**MATERIAL FOR THIS TASK**
=======

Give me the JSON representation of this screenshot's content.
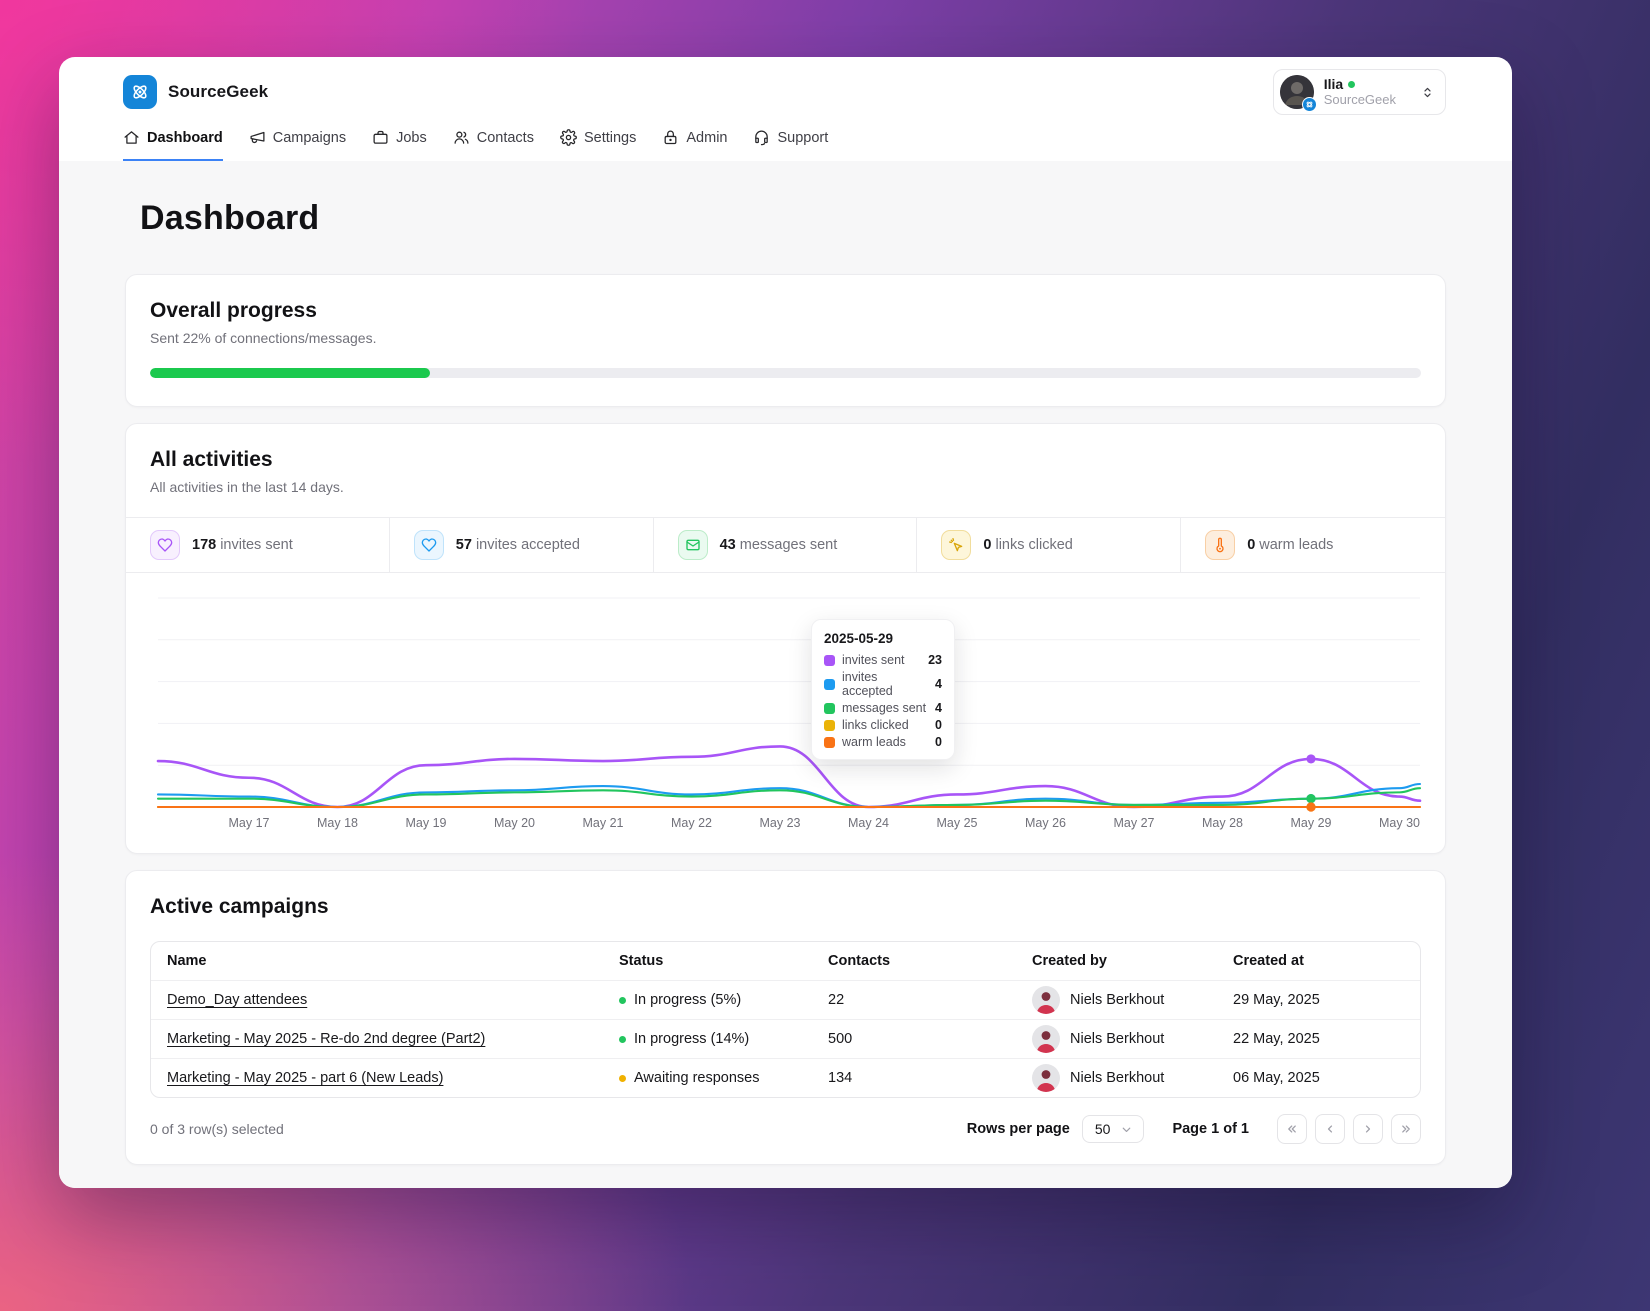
{
  "brand": {
    "name": "SourceGeek"
  },
  "user_menu": {
    "name": "Ilia",
    "org": "SourceGeek",
    "online_color": "#22c55e"
  },
  "nav": {
    "items": [
      {
        "label": "Dashboard",
        "active": true
      },
      {
        "label": "Campaigns",
        "active": false
      },
      {
        "label": "Jobs",
        "active": false
      },
      {
        "label": "Contacts",
        "active": false
      },
      {
        "label": "Settings",
        "active": false
      },
      {
        "label": "Admin",
        "active": false
      },
      {
        "label": "Support",
        "active": false
      }
    ]
  },
  "page": {
    "title": "Dashboard"
  },
  "overall_progress": {
    "title": "Overall progress",
    "subtitle": "Sent 22% of connections/messages.",
    "percent": "22%",
    "bar_color": "#1bc94e"
  },
  "activities": {
    "title": "All activities",
    "subtitle": "All activities in the last 14 days.",
    "stats": [
      {
        "value": "178",
        "label": "invites sent",
        "color": "#a855f7"
      },
      {
        "value": "57",
        "label": "invites accepted",
        "color": "#1d9bf0"
      },
      {
        "value": "43",
        "label": "messages sent",
        "color": "#22c55e"
      },
      {
        "value": "0",
        "label": "links clicked",
        "color": "#eab308"
      },
      {
        "value": "0",
        "label": "warm leads",
        "color": "#f97316"
      }
    ]
  },
  "chart_data": {
    "type": "line",
    "title": "All activities in the last 14 days",
    "categories": [
      "May 17",
      "May 18",
      "May 19",
      "May 20",
      "May 21",
      "May 22",
      "May 23",
      "May 24",
      "May 25",
      "May 26",
      "May 27",
      "May 28",
      "May 29",
      "May 30"
    ],
    "ylim": [
      0,
      100
    ],
    "grid_values": [
      20,
      40,
      60,
      80,
      100
    ],
    "grid": true,
    "legend_position": "tooltip-only",
    "series": [
      {
        "name": "invites sent",
        "color": "#a855f7",
        "left_edge": 22,
        "right_edge": 3,
        "values": [
          14,
          0,
          20,
          23,
          22,
          24,
          29,
          0,
          6,
          10,
          0,
          5,
          23,
          5
        ]
      },
      {
        "name": "invites accepted",
        "color": "#1d9bf0",
        "left_edge": 6,
        "right_edge": 11,
        "values": [
          5,
          0,
          7,
          8,
          10,
          6,
          9,
          0,
          1,
          4,
          1,
          2,
          4,
          9
        ]
      },
      {
        "name": "messages sent",
        "color": "#22c55e",
        "left_edge": 4,
        "right_edge": 9,
        "values": [
          4,
          0,
          6,
          7,
          8,
          5,
          8,
          0,
          1,
          3,
          1,
          1,
          4,
          7
        ]
      },
      {
        "name": "links clicked",
        "color": "#eab308",
        "left_edge": 0,
        "right_edge": 0,
        "values": [
          0,
          0,
          0,
          0,
          0,
          0,
          0,
          0,
          0,
          0,
          0,
          0,
          0,
          0
        ]
      },
      {
        "name": "warm leads",
        "color": "#f97316",
        "left_edge": 0,
        "right_edge": 0,
        "values": [
          0,
          0,
          0,
          0,
          0,
          0,
          0,
          0,
          0,
          0,
          0,
          0,
          0,
          0
        ]
      }
    ],
    "highlight": {
      "category": "May 29",
      "index": 12
    }
  },
  "tooltip": {
    "date": "2025-05-29",
    "rows": [
      {
        "label": "invites sent",
        "value": "23"
      },
      {
        "label": "invites accepted",
        "value": "4"
      },
      {
        "label": "messages sent",
        "value": "4"
      },
      {
        "label": "links clicked",
        "value": "0"
      },
      {
        "label": "warm leads",
        "value": "0"
      }
    ]
  },
  "campaigns": {
    "title": "Active campaigns",
    "columns": [
      "Name",
      "Status",
      "Contacts",
      "Created by",
      "Created at"
    ],
    "rows": [
      {
        "name": "Demo_Day attendees",
        "status": "In progress (5%)",
        "status_color": "#22c55e",
        "contacts": "22",
        "created_by": "Niels Berkhout",
        "created_at": "29 May, 2025"
      },
      {
        "name": "Marketing - May 2025 - Re-do 2nd degree (Part2)",
        "status": "In progress (14%)",
        "status_color": "#22c55e",
        "contacts": "500",
        "created_by": "Niels Berkhout",
        "created_at": "22 May, 2025"
      },
      {
        "name": "Marketing - May 2025 - part 6 (New Leads)",
        "status": "Awaiting responses",
        "status_color": "#f0b100",
        "contacts": "134",
        "created_by": "Niels Berkhout",
        "created_at": "06 May, 2025"
      }
    ],
    "footer": {
      "selected_text": "0 of 3 row(s) selected",
      "rows_per_page_label": "Rows per page",
      "rows_per_page_value": "50",
      "page_text": "Page 1 of 1"
    }
  }
}
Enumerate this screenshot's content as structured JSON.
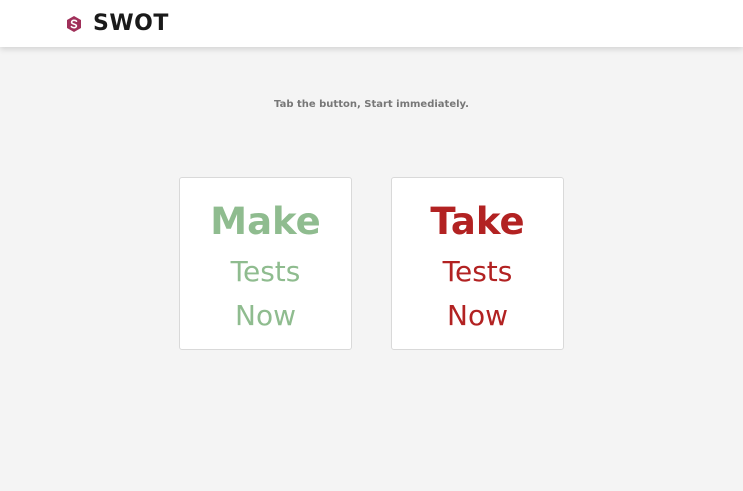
{
  "header": {
    "brand_name": "SWOT",
    "logo_icon": "hexagon-s-logo-icon",
    "logo_color": "#a0305a"
  },
  "main": {
    "tagline": "Tab the button, Start immediately.",
    "cards": [
      {
        "line1": "Make",
        "line2": "Tests",
        "line3": "Now",
        "color": "#8fbc8f"
      },
      {
        "line1": "Take",
        "line2": "Tests",
        "line3": "Now",
        "color": "#b22222"
      }
    ]
  }
}
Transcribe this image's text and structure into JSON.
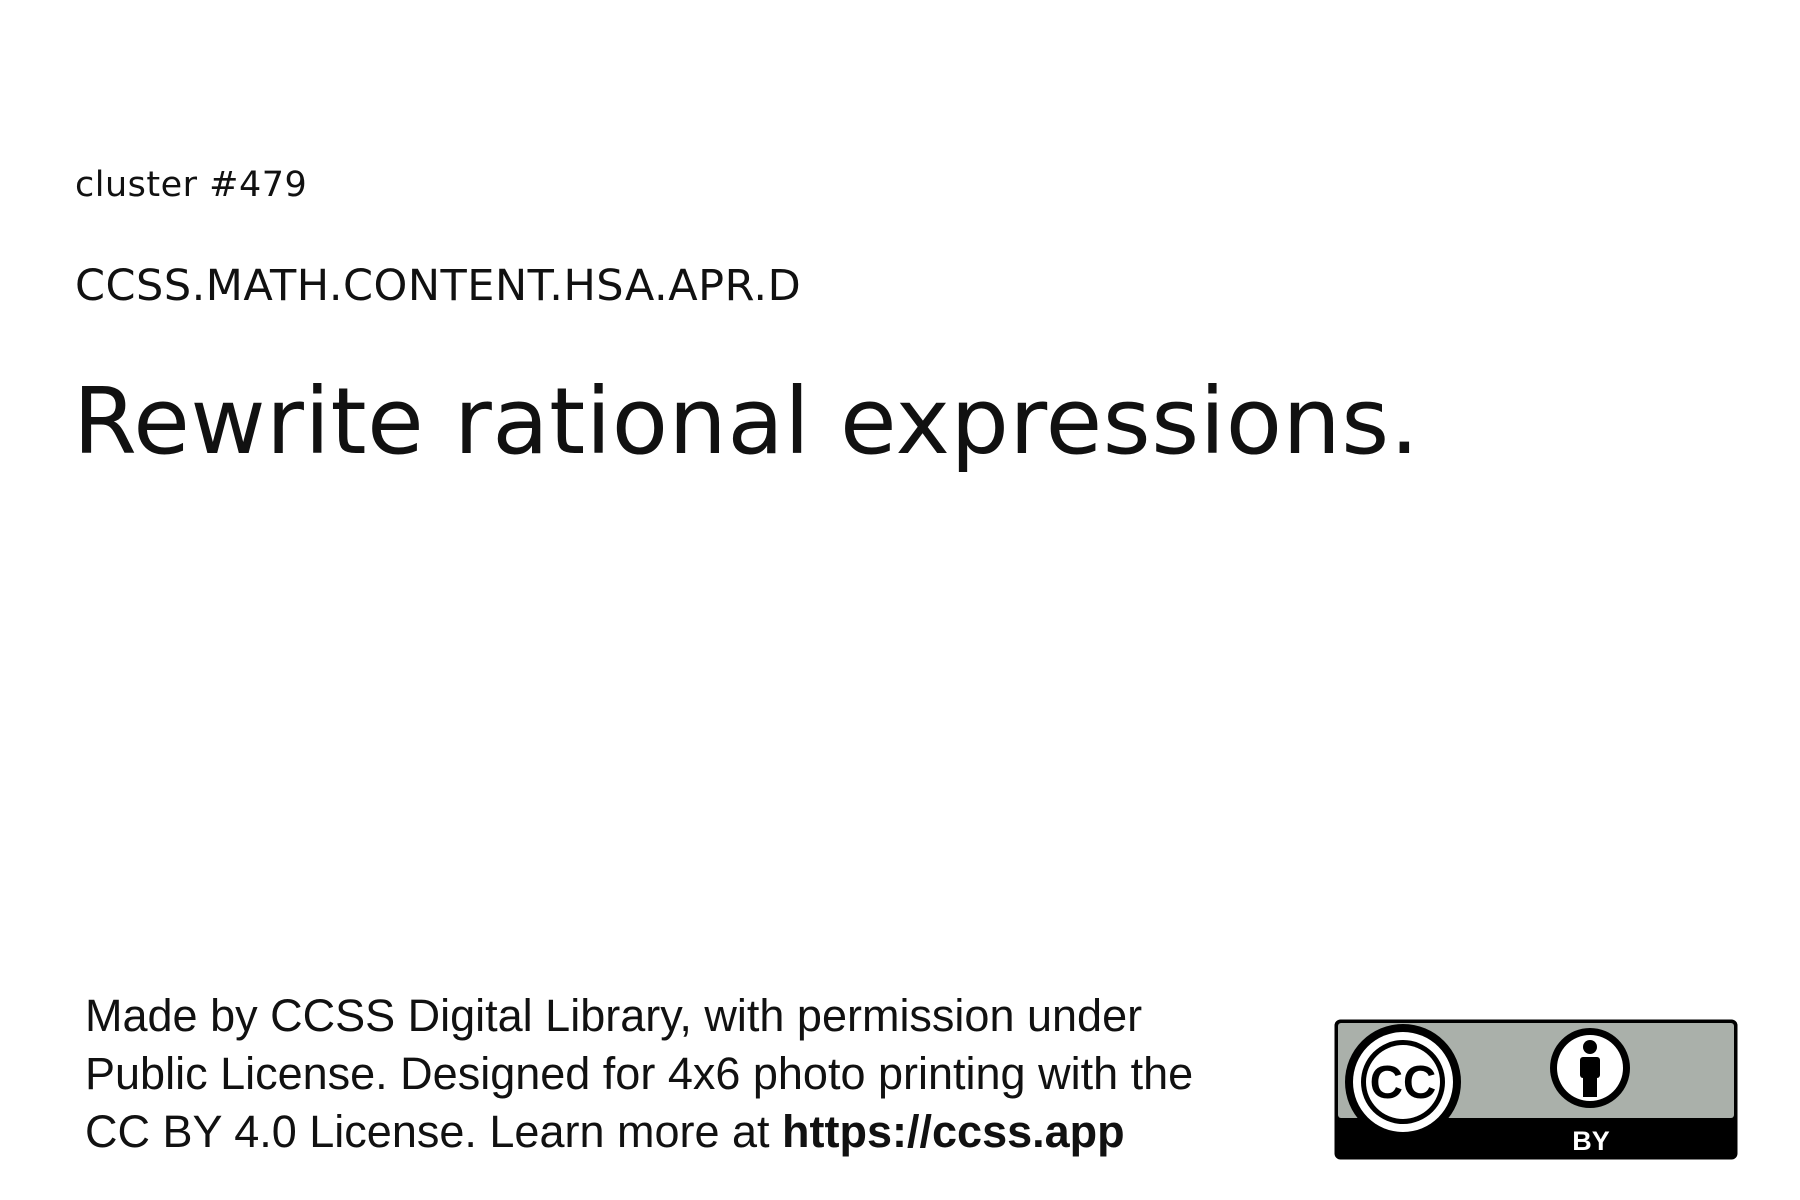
{
  "card": {
    "cluster_label": "cluster #479",
    "standard_code": "CCSS.MATH.CONTENT.HSA.APR.D",
    "headline": "Rewrite rational expressions."
  },
  "footer": {
    "line1": "Made by CCSS Digital Library, with permission under",
    "line2": "Public License. Designed for 4x6 photo printing with the",
    "line3_prefix": "CC BY 4.0 License. Learn more at ",
    "link_text": "https://ccss.app"
  },
  "license_badge": {
    "icon": "cc-by-license-icon",
    "cc_text": "CC",
    "by_text": "BY",
    "colors": {
      "gray_band": "#aab0aa",
      "black": "#000000",
      "white": "#ffffff"
    }
  }
}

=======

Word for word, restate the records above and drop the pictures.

Give me the JSON representation of this screenshot's content.
{
  "brand": {
    "name": "SourceGeek"
  },
  "user_menu": {
    "name": "Ilia",
    "org": "SourceGeek",
    "online_color": "#22c55e"
  },
  "nav": {
    "items": [
      {
        "label": "Dashboard",
        "active": true
      },
      {
        "label": "Campaigns",
        "active": false
      },
      {
        "label": "Jobs",
        "active": false
      },
      {
        "label": "Contacts",
        "active": false
      },
      {
        "label": "Settings",
        "active": false
      },
      {
        "label": "Admin",
        "active": false
      },
      {
        "label": "Support",
        "active": false
      }
    ]
  },
  "page": {
    "title": "Dashboard"
  },
  "overall_progress": {
    "title": "Overall progress",
    "subtitle": "Sent 22% of connections/messages.",
    "percent": "22%",
    "bar_color": "#1bc94e"
  },
  "activities": {
    "title": "All activities",
    "subtitle": "All activities in the last 14 days.",
    "stats": [
      {
        "value": "178",
        "label": "invites sent",
        "color": "#a855f7"
      },
      {
        "value": "57",
        "label": "invites accepted",
        "color": "#1d9bf0"
      },
      {
        "value": "43",
        "label": "messages sent",
        "color": "#22c55e"
      },
      {
        "value": "0",
        "label": "links clicked",
        "color": "#eab308"
      },
      {
        "value": "0",
        "label": "warm leads",
        "color": "#f97316"
      }
    ]
  },
  "chart_data": {
    "type": "line",
    "title": "All activities in the last 14 days",
    "categories": [
      "May 17",
      "May 18",
      "May 19",
      "May 20",
      "May 21",
      "May 22",
      "May 23",
      "May 24",
      "May 25",
      "May 26",
      "May 27",
      "May 28",
      "May 29",
      "May 30"
    ],
    "ylim": [
      0,
      100
    ],
    "grid_values": [
      20,
      40,
      60,
      80,
      100
    ],
    "grid": true,
    "legend_position": "tooltip-only",
    "series": [
      {
        "name": "invites sent",
        "color": "#a855f7",
        "left_edge": 22,
        "right_edge": 3,
        "values": [
          14,
          0,
          20,
          23,
          22,
          24,
          29,
          0,
          6,
          10,
          0,
          5,
          23,
          5
        ]
      },
      {
        "name": "invites accepted",
        "color": "#1d9bf0",
        "left_edge": 6,
        "right_edge": 11,
        "values": [
          5,
          0,
          7,
          8,
          10,
          6,
          9,
          0,
          1,
          4,
          1,
          2,
          4,
          9
        ]
      },
      {
        "name": "messages sent",
        "color": "#22c55e",
        "left_edge": 4,
        "right_edge": 9,
        "values": [
          4,
          0,
          6,
          7,
          8,
          5,
          8,
          0,
          1,
          3,
          1,
          1,
          4,
          7
        ]
      },
      {
        "name": "links clicked",
        "color": "#eab308",
        "left_edge": 0,
        "right_edge": 0,
        "values": [
          0,
          0,
          0,
          0,
          0,
          0,
          0,
          0,
          0,
          0,
          0,
          0,
          0,
          0
        ]
      },
      {
        "name": "warm leads",
        "color": "#f97316",
        "left_edge": 0,
        "right_edge": 0,
        "values": [
          0,
          0,
          0,
          0,
          0,
          0,
          0,
          0,
          0,
          0,
          0,
          0,
          0,
          0
        ]
      }
    ],
    "highlight": {
      "category": "May 29",
      "index": 12
    }
  },
  "tooltip": {
    "date": "2025-05-29",
    "rows": [
      {
        "label": "invites sent",
        "value": "23"
      },
      {
        "label": "invites accepted",
        "value": "4"
      },
      {
        "label": "messages sent",
        "value": "4"
      },
      {
        "label": "links clicked",
        "value": "0"
      },
      {
        "label": "warm leads",
        "value": "0"
      }
    ]
  },
  "campaigns": {
    "title": "Active campaigns",
    "columns": [
      "Name",
      "Status",
      "Contacts",
      "Created by",
      "Created at"
    ],
    "rows": [
      {
        "name": "Demo_Day attendees",
        "status": "In progress (5%)",
        "status_color": "#22c55e",
        "contacts": "22",
        "created_by": "Niels Berkhout",
        "created_at": "29 May, 2025"
      },
      {
        "name": "Marketing - May 2025 - Re-do 2nd degree (Part2)",
        "status": "In progress (14%)",
        "status_color": "#22c55e",
        "contacts": "500",
        "created_by": "Niels Berkhout",
        "created_at": "22 May, 2025"
      },
      {
        "name": "Marketing - May 2025 - part 6 (New Leads)",
        "status": "Awaiting responses",
        "status_color": "#f0b100",
        "contacts": "134",
        "created_by": "Niels Berkhout",
        "created_at": "06 May, 2025"
      }
    ],
    "footer": {
      "selected_text": "0 of 3 row(s) selected",
      "rows_per_page_label": "Rows per page",
      "rows_per_page_value": "50",
      "page_text": "Page 1 of 1"
    }
  }
}
Enumerate this screenshot's content as structured JSON.
{
  "header": {
    "brand_name": "SWOT",
    "logo_icon": "hexagon-s-logo-icon",
    "logo_color": "#a0305a"
  },
  "main": {
    "tagline": "Tab the button, Start immediately.",
    "cards": [
      {
        "line1": "Make",
        "line2": "Tests",
        "line3": "Now",
        "color": "#8fbc8f"
      },
      {
        "line1": "Take",
        "line2": "Tests",
        "line3": "Now",
        "color": "#b22222"
      }
    ]
  }
}
Transcribe this image's text and structure into JSON.
{
  "card": {
    "cluster_label": "cluster #479",
    "standard_code": "CCSS.MATH.CONTENT.HSA.APR.D",
    "headline": "Rewrite rational expressions."
  },
  "footer": {
    "line1": "Made by CCSS Digital Library, with permission under",
    "line2": "Public License. Designed for 4x6 photo printing with the",
    "line3_prefix": "CC BY 4.0 License. Learn more at ",
    "link_text": "https://ccss.app"
  },
  "license_badge": {
    "icon": "cc-by-license-icon",
    "cc_text": "CC",
    "by_text": "BY",
    "colors": {
      "gray_band": "#aab0aa",
      "black": "#000000",
      "white": "#ffffff"
    }
  }
}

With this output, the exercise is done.